Employees held back by out-of-date practices and IT systems
Employees say they feel excluded from decisions that impact on the way they work
The struggle to cope with the data explosion and manage business-critical information has created a disconnect between employees and their bosses, undermining employee effectiveness in the workplace, according to a survey commissioned by Ricoh Europe.
Based on 1,075 interviews in organisations across 13 European countries, including Ireland, 82 per cent of employees don’t believe they are as effective as they could be because the way they are asked to work is out of date. In businesses with more than 1,000 employees the figure rises to 89 per cent.
Ageing IT systems are holding back 79 per cent of Irish and European businesses from maximising their full capabilities. And even when new technologies are rolled out employees are not always consulted about its introduction or given adequate training. Tellingly, 93 per cent of senior directors said employee feedback was gathered before a new technology was introduced but only 73 per cent of employees agreed.
“While this gap may not seem huge, it does still mean a significant number of employees do not feel fully involved in the roll-out of a new technology,” says Chas Moloney, director of Ricoh UK and Ireland. “Business leaders will be familiar with the need for a process of change management, but it seems in many businesses across Ireland and Europe, this process simply is not taking place. The result is employees feel excluded from decisions that impact the way they work, and businesses risk new investments not delivering their full potential.”

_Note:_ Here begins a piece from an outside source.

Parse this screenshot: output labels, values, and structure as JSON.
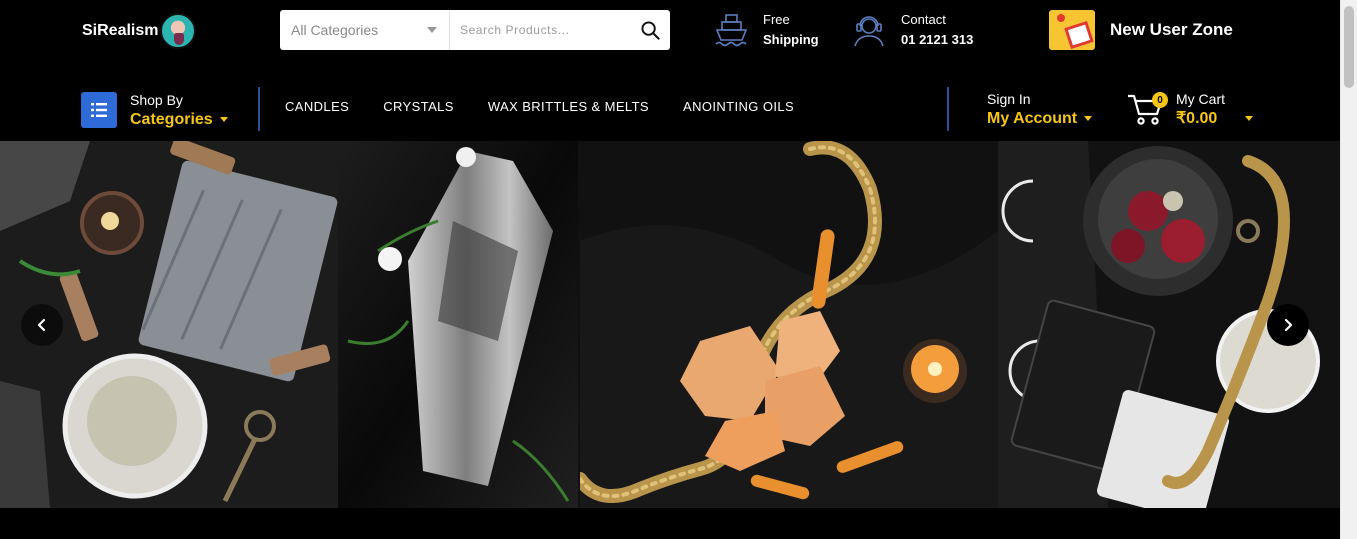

About 91 per cent of respondents said an increasing amount of data is having the most impact on their ability to manage critical business processes. Employees cited regular reviews of working practices rather than the latest technologies as the best way to combat the challenges, and the need for a higher level of executive sponsorship to champion improvements.
The survey also highlighted the emerging challenge of managing four or five generations in the same workplace, each with its own expectations. Generation C (where “C” stands for “content”) are the under-25s who want the structure of a workplace where they can learn. Generation X are the 36- to 47-year-olds who want to work from home, placing more value on work/life balance. Generation Y, also known as the “millennials”, are the 25- to 35-year-olds who want to be more mobile.
“It’s important that senior management can understand the needs of different generations and be able to give them access to business information and structures that they are comfortable with. Employees are a valuable resource that should be front and centre of any document process improvements,” says Moloney.
All this matters to Ricoh because it is busy reinventing itself, moving away from selling print hardware to becoming a service company selling solutions around workflow and document management.
IDC research director Arnaud Gagneux says the Ricoh strategy typifies a move away from technology that was prevalent around print in the 1990s to a greater interest in processes and document management.
“Organisations want experts to take over these services, freeing them up to drive savings,” he says. “Technology is no longer a differentiator but managed services are.”